This is ‘Patient 1’ from the case report:
Patient 1 was first evaluated at age 66, having been diagnosed with PD [Parkinson’s Disease] at age 58… She complained of daytime and night-time visual hallucinations for the past one year. Most of the time she did not have insight about them. She described seeing three children playing in her neighbour’s yard and a brunette woman sleeping under the covers in one of the beds in her house. She also saw images of different people sitting quietly in her living room. Most of her visual hallucinations subsided in open and brightly lit spaces but were, nevertheless, troublesome. In one instance, she saw a man covered in blood, holding a child and called 911.
Her husband, in an attempt to prove to her that these were hallucinations, took pictures of the neighbour’s yard and the bed in their house. Surprisingly, when shown these photos, the patient continued to identify the same children playing in the yard and the same brunette woman sleeping under the covers. This perception was present every time the patient looked at these photos. Within 6 months of stopping ropinirole and titrating quetiapine to 75 mg every night at bedtime the hallucinations were less severe and shorter in duration, but the patient continued to see them in the photos.

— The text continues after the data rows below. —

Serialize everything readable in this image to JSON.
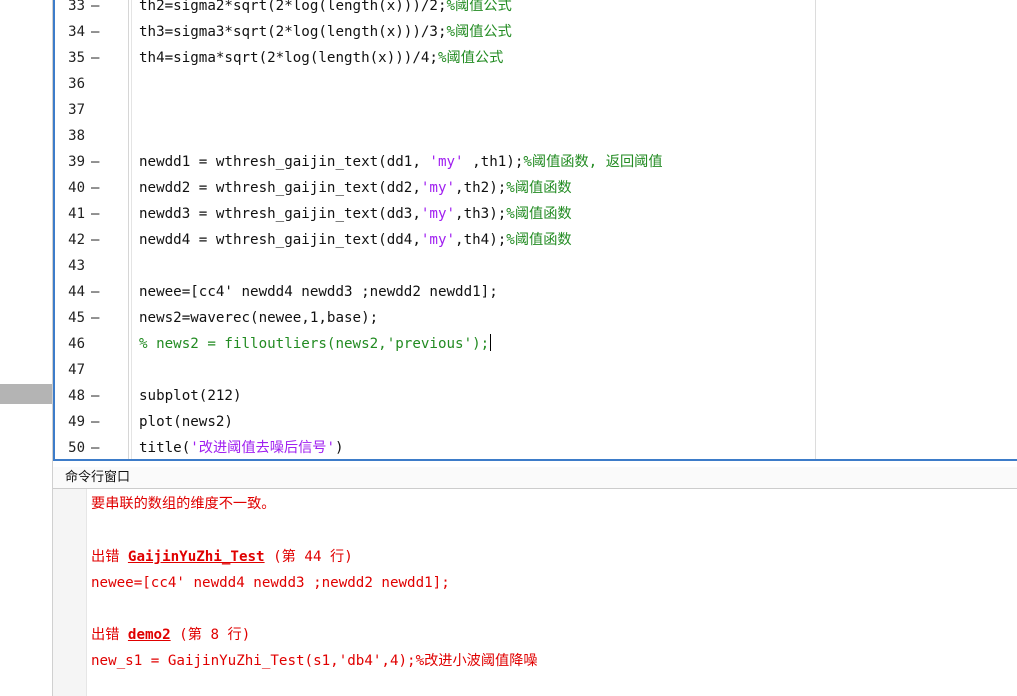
{
  "editor": {
    "lines": [
      {
        "num": "33",
        "dash": "—",
        "segs": [
          {
            "t": "th2=sigma2*sqrt(2*log(length(x)))/2;",
            "c": ""
          },
          {
            "t": "%阈值公式",
            "c": "c-comment"
          }
        ]
      },
      {
        "num": "34",
        "dash": "—",
        "segs": [
          {
            "t": "th3=sigma3*sqrt(2*log(length(x)))/3;",
            "c": ""
          },
          {
            "t": "%阈值公式",
            "c": "c-comment"
          }
        ]
      },
      {
        "num": "35",
        "dash": "—",
        "segs": [
          {
            "t": "th4=sigma*sqrt(2*log(length(x)))/4;",
            "c": ""
          },
          {
            "t": "%阈值公式",
            "c": "c-comment"
          }
        ]
      },
      {
        "num": "36",
        "dash": "",
        "segs": []
      },
      {
        "num": "37",
        "dash": "",
        "segs": []
      },
      {
        "num": "38",
        "dash": "",
        "segs": []
      },
      {
        "num": "39",
        "dash": "—",
        "segs": [
          {
            "t": "newdd1 = wthresh_gaijin_text(dd1, ",
            "c": ""
          },
          {
            "t": "'my'",
            "c": "c-string"
          },
          {
            "t": " ,th1);",
            "c": ""
          },
          {
            "t": "%阈值函数, 返回阈值",
            "c": "c-comment"
          }
        ]
      },
      {
        "num": "40",
        "dash": "—",
        "segs": [
          {
            "t": "newdd2 = wthresh_gaijin_text(dd2,",
            "c": ""
          },
          {
            "t": "'my'",
            "c": "c-string"
          },
          {
            "t": ",th2);",
            "c": ""
          },
          {
            "t": "%阈值函数",
            "c": "c-comment"
          }
        ]
      },
      {
        "num": "41",
        "dash": "—",
        "segs": [
          {
            "t": "newdd3 = wthresh_gaijin_text(dd3,",
            "c": ""
          },
          {
            "t": "'my'",
            "c": "c-string"
          },
          {
            "t": ",th3);",
            "c": ""
          },
          {
            "t": "%阈值函数",
            "c": "c-comment"
          }
        ]
      },
      {
        "num": "42",
        "dash": "—",
        "segs": [
          {
            "t": "newdd4 = wthresh_gaijin_text(dd4,",
            "c": ""
          },
          {
            "t": "'my'",
            "c": "c-string"
          },
          {
            "t": ",th4);",
            "c": ""
          },
          {
            "t": "%阈值函数",
            "c": "c-comment"
          }
        ]
      },
      {
        "num": "43",
        "dash": "",
        "segs": []
      },
      {
        "num": "44",
        "dash": "—",
        "segs": [
          {
            "t": "newee=[cc4' newdd4 newdd3 ;newdd2 newdd1];",
            "c": ""
          }
        ]
      },
      {
        "num": "45",
        "dash": "—",
        "segs": [
          {
            "t": "news2=waverec(newee,1,base);",
            "c": ""
          }
        ]
      },
      {
        "num": "46",
        "dash": "",
        "segs": [
          {
            "t": "% news2 = filloutliers(news2,'previous');",
            "c": "c-comment"
          }
        ],
        "caret": true
      },
      {
        "num": "47",
        "dash": "",
        "segs": []
      },
      {
        "num": "48",
        "dash": "—",
        "segs": [
          {
            "t": "subplot(212)",
            "c": ""
          }
        ]
      },
      {
        "num": "49",
        "dash": "—",
        "segs": [
          {
            "t": "plot(news2)",
            "c": ""
          }
        ]
      },
      {
        "num": "50",
        "dash": "—",
        "segs": [
          {
            "t": "title(",
            "c": ""
          },
          {
            "t": "'改进阈值去噪后信号'",
            "c": "c-string"
          },
          {
            "t": ")",
            "c": ""
          }
        ]
      }
    ]
  },
  "command_window": {
    "title": "命令行窗口",
    "error_message": "要串联的数组的维度不一致。",
    "error1_prefix": "出错 ",
    "error1_link": "GaijinYuZhi_Test",
    "error1_loc": " (第 44 行)",
    "error1_code": "newee=[cc4' newdd4 newdd3 ;newdd2 newdd1];",
    "error2_prefix": "出错 ",
    "error2_link": "demo2",
    "error2_loc": " (第 8 行)",
    "error2_code": "new_s1 = GaijinYuZhi_Test(s1,'db4',4);%改进小波阈值降噪"
  }
}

Link to locked article in BMJ Case Reports.
3 thoughts on “Photographing hallucinations”
This makes sense from a psychoanalytic point of view. The hallucination is a piece of transformed and distorted unconscious content, and the photos act as an associative trigger which produce a specific piece of transference: the hallucination. Think of how an old song can trigger a feeling state. The principle is the same.

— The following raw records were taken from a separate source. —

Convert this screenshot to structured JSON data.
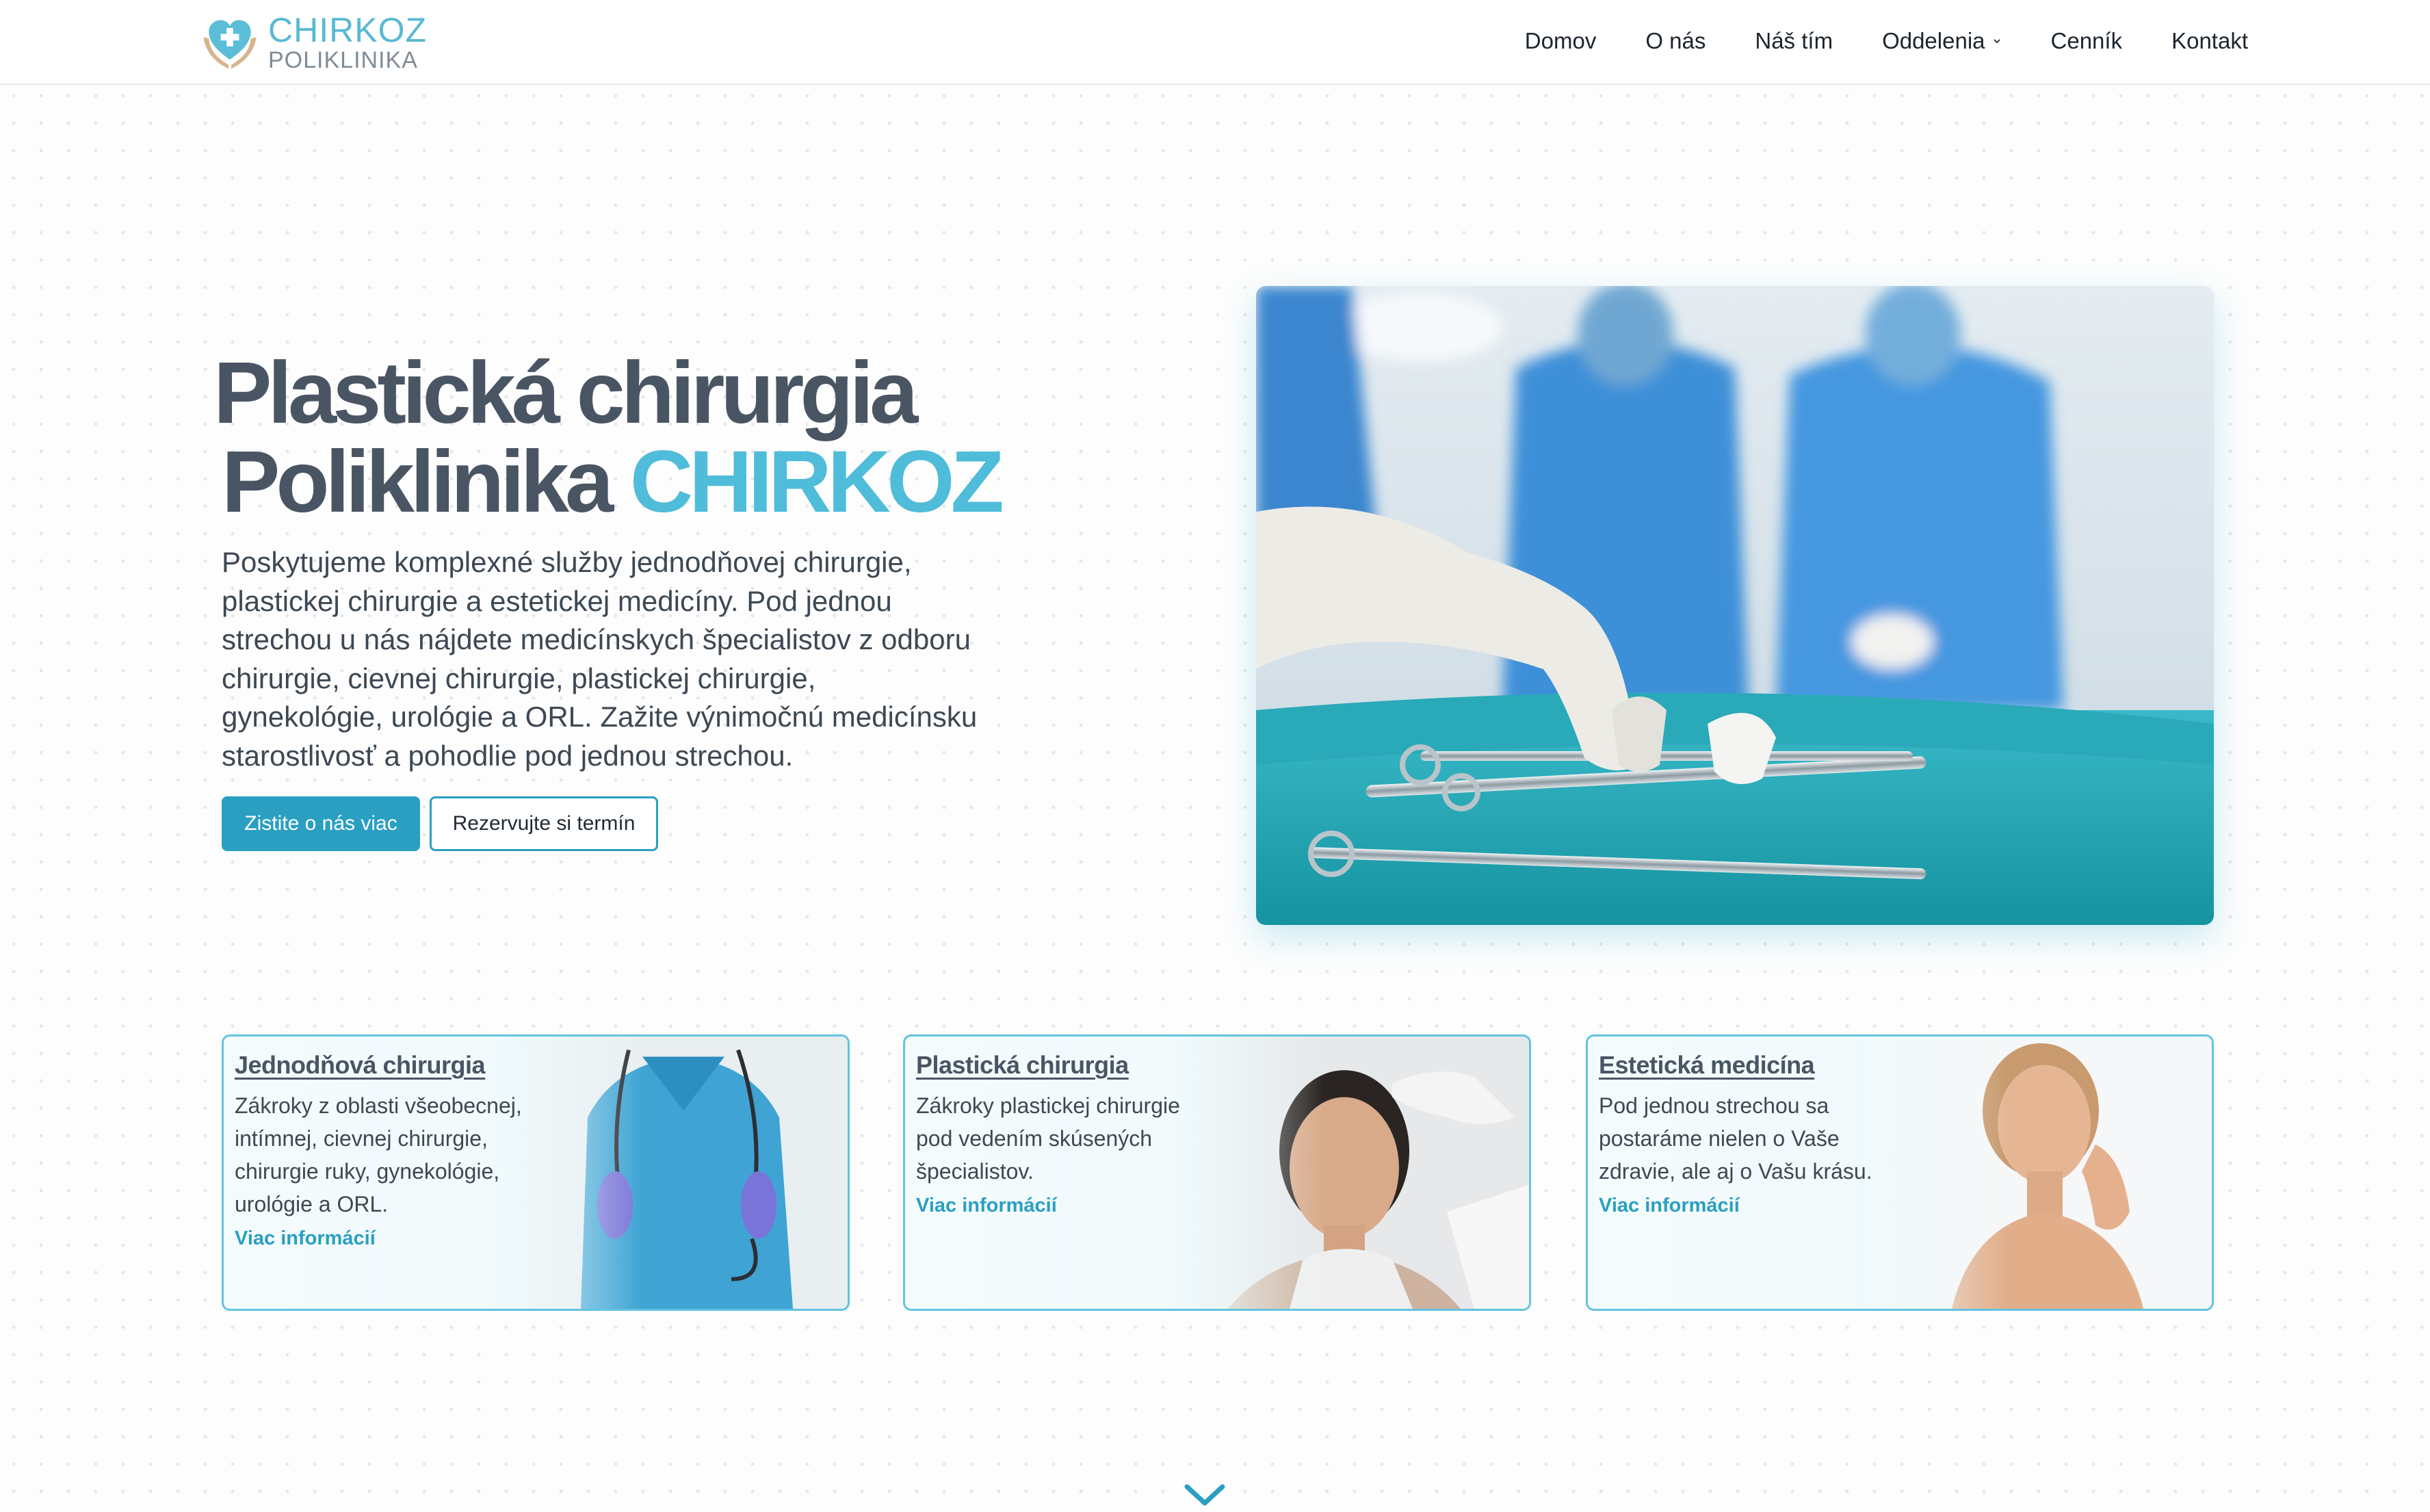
{
  "header": {
    "logo": {
      "name": "CHIRKOZ",
      "subtitle": "POLIKLINIKA",
      "icon": "heart-hands-icon"
    },
    "nav": [
      {
        "label": "Domov"
      },
      {
        "label": "O nás"
      },
      {
        "label": "Náš tím"
      },
      {
        "label": "Oddelenia",
        "has_dropdown": true
      },
      {
        "label": "Cenník"
      },
      {
        "label": "Kontakt"
      }
    ]
  },
  "hero": {
    "title_line1": "Plastická chirurgia",
    "title_line2_prefix": "Poliklinika ",
    "title_line2_accent": "CHIRKOZ",
    "description": "Poskytujeme komplexné služby jednodňovej chirurgie, plastickej chirurgie a estetickej medicíny. Pod jednou strechou u nás nájdete medicínskych špecialistov z odboru chirurgie, cievnej chirurgie, plastickej chirurgie, gynekológie, urológie a ORL. Zažite výnimočnú medicínsku starostlivosť a pohodlie pod jednou strechou.",
    "primary_button": "Zistite o nás viac",
    "secondary_button": "Rezervujte si termín"
  },
  "cards": [
    {
      "title": "Jednodňová chirurgia",
      "text": "Zákroky z oblasti všeobecnej, intímnej, cievnej chirurgie, chirurgie ruky, gynekológie, urológie a ORL.",
      "link": "Viac informácií"
    },
    {
      "title": "Plastická chirurgia",
      "text": "Zákroky plastickej chirurgie pod vedením skúsených špecialistov.",
      "link": "Viac informácií"
    },
    {
      "title": "Estetická medicína",
      "text": "Pod jednou strechou sa postaráme nielen o Vaše zdravie, ale aj o Vašu krásu.",
      "link": "Viac informácií"
    }
  ],
  "colors": {
    "accent": "#4fbcd9",
    "button": "#2a9fc2",
    "heading": "#4a5564",
    "text": "#3d4853"
  }
}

It’s the ones sitting quietly in the living room that are the most disturbing…
If I ever develop PD I’m going to be buying a LOT of bright lamps and so on.
Wait did they take identical pictures of the same scenes when an episode was not occurring, or the subject was not present according to the hallucinator?

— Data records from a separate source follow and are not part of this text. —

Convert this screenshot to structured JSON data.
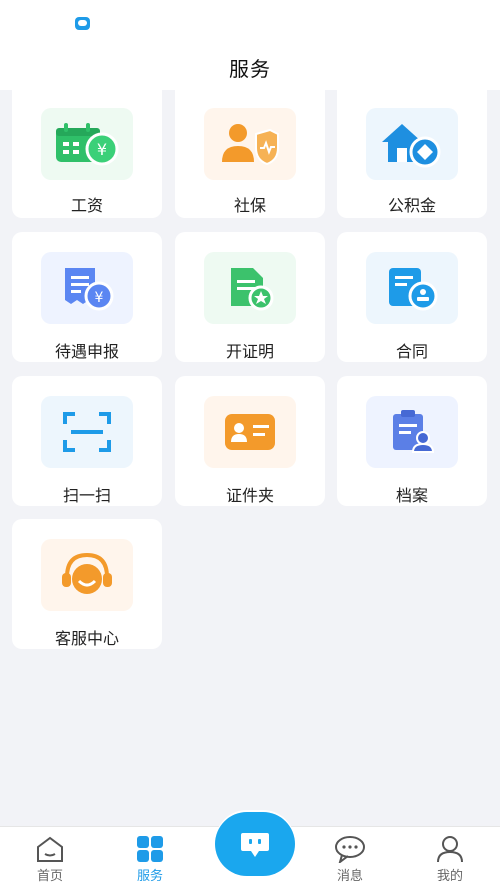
{
  "header": {
    "title": "服务"
  },
  "services": [
    {
      "label": "工资",
      "icon": "salary-calendar-icon",
      "tile_color": "#eefaf2",
      "accent": "#2fc069"
    },
    {
      "label": "社保",
      "icon": "social-insurance-icon",
      "tile_color": "#fff5ec",
      "accent": "#f39a2b"
    },
    {
      "label": "公积金",
      "icon": "housing-fund-icon",
      "tile_color": "#edf6fd",
      "accent": "#1e8fe0"
    },
    {
      "label": "待遇申报",
      "icon": "benefit-declaration-icon",
      "tile_color": "#eef3ff",
      "accent": "#5b86f2"
    },
    {
      "label": "开证明",
      "icon": "certificate-icon",
      "tile_color": "#eefaf2",
      "accent": "#3cc26c"
    },
    {
      "label": "合同",
      "icon": "contract-icon",
      "tile_color": "#edf6fd",
      "accent": "#1e9be8"
    },
    {
      "label": "扫一扫",
      "icon": "scan-icon",
      "tile_color": "#edf6fd",
      "accent": "#1e9be8"
    },
    {
      "label": "证件夹",
      "icon": "id-card-folder-icon",
      "tile_color": "#fff5ec",
      "accent": "#f39a2b"
    },
    {
      "label": "档案",
      "icon": "archive-icon",
      "tile_color": "#eef3ff",
      "accent": "#5b7fe6"
    },
    {
      "label": "客服中心",
      "icon": "customer-service-icon",
      "tile_color": "#fff5ec",
      "accent": "#f39a2b"
    }
  ],
  "tabbar": {
    "items": [
      {
        "label": "首页",
        "icon": "home-icon"
      },
      {
        "label": "服务",
        "icon": "services-grid-icon",
        "active": true
      },
      {
        "label": "消息",
        "icon": "message-icon"
      },
      {
        "label": "我的",
        "icon": "profile-icon"
      }
    ],
    "center_icon": "assistant-bot-icon"
  },
  "colors": {
    "accent": "#1e9be8",
    "background": "#f2f3f7"
  }
}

Since if they had a sort of Control like that… and the patient could tell the difference between the pictures, that would be undetectable to anyones eye… the implications would be staggering.
Perhaps schizophrenics are not experiencing positive hallucinations like traditional theories would claim. But that perhaps the majority of us are experiencing negative ones… and the truth is somewhere in the middle… since being able to tell two pictures apart that are identical and still see images in them, would imply that there is some sort of information there that the rest of society cannot examine, even if the schizophrenic examines it erroneously… at least he is aware of it existing. I know this is a lot of speculation but I really want to know more about this study… because this sounds a bit more complex than a trigger causing the hallucination to replay in freez frame.
Not to sound nutty, but perhaps the light on the film records more than we are ready for.